3. Overall Oral Health

The impact of the procedure on overall oral health is a significant consideration. A root canal allows the patient to keep their natural tooth, maintaining the balance and alignment of their bite. Tooth extraction, especially in the case of multiple extractions, can lead to shifting teeth, bite problems, and potential jaw joint issues, affecting overall oral health in the long run.

4. Cost and Time

Root canals are often more cost-effective than tooth extractions followed by tooth replacements like implants or bridges. Additionally, a root canal procedure typically requires less time for recovery compared to tooth extraction, which might involve healing time before further restoration work can be done.

5. Patient's Health and Preferences

The patient's overall health condition and personal preferences also play a crucial role. Some health conditions might complicate the decision-making process, making one option more suitable than the other. Likewise, patients may have personal preferences regarding preserving their natural teeth or opting for quicker solutions, which can influence the choice between a root canal and tooth extraction.

6. Long-Term Implications

Consideration of the long-term outlook is vital. Root canals, when successful, can provide lasting results, allowing patients to use their natural teeth without discomfort. However, if a tooth extraction is necessary, discussing options for tooth replacement with the dentist is crucial to maintaining long-term oral health and function.

7. Location of the Tooth

The location of the affected tooth in the mouth is another factor. Front teeth are generally more visible, and preserving them is often a priority for aesthetic reasons. Teeth at the back of the mouth, like wisdom teeth, might be candidates for extraction, especially if they are causing problems.
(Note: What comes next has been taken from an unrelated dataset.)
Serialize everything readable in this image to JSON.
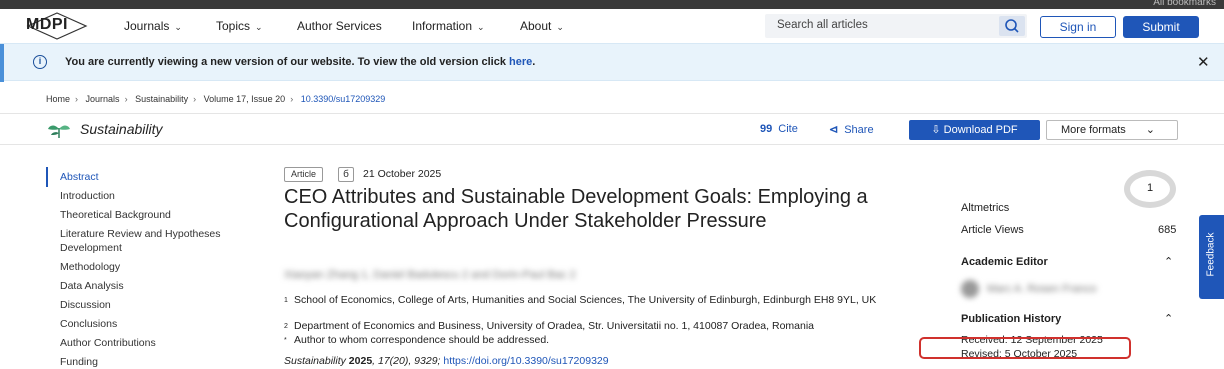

Choosing between a root canal and tooth extraction involves careful consideration of several factors, including the degree of tooth damage, the desire to preserve natural teeth, overall oral health, cost, patient preferences, and the long-term outlook. It is essential for individuals to consult with their dentists, who can evaluate their specific situation and recommend the most suitable treatment option tailored to their needs. Making an informed decision ensures not only the restoration of oral health but also the preservation of a confident and healthy smile for years to come.

Frequently Asked Questions (FAQs)

What are the alternatives to root canals and extractions?

Alternatives to root canals include pulp capping and pulp revitalization for less severe cases. Alternatives to extractions include dental bridges, implants, or partial dentures to replace missing teeth.

Is root canal treatment painful?

Modern root canal procedures are performed under local anaesthesia, ensuring the patient feels little to no pain during the process. After the procedure, some discomfort is normal and can be managed with over-the-counter pain relief.

How long does a root canal procedure take compared to a tooth extraction?

A root canal procedure typically takes one to two hours, involving the removal of infected pulp, cleaning, shaping, and sealing the tooth. In contrast, a tooth extraction usually takes around 20 to 40 minutes for a straightforward removal. Complex cases may take longer. Actual time varies based on factors like tooth complexity and patient health. Patients should consult their dentist for specific estimates.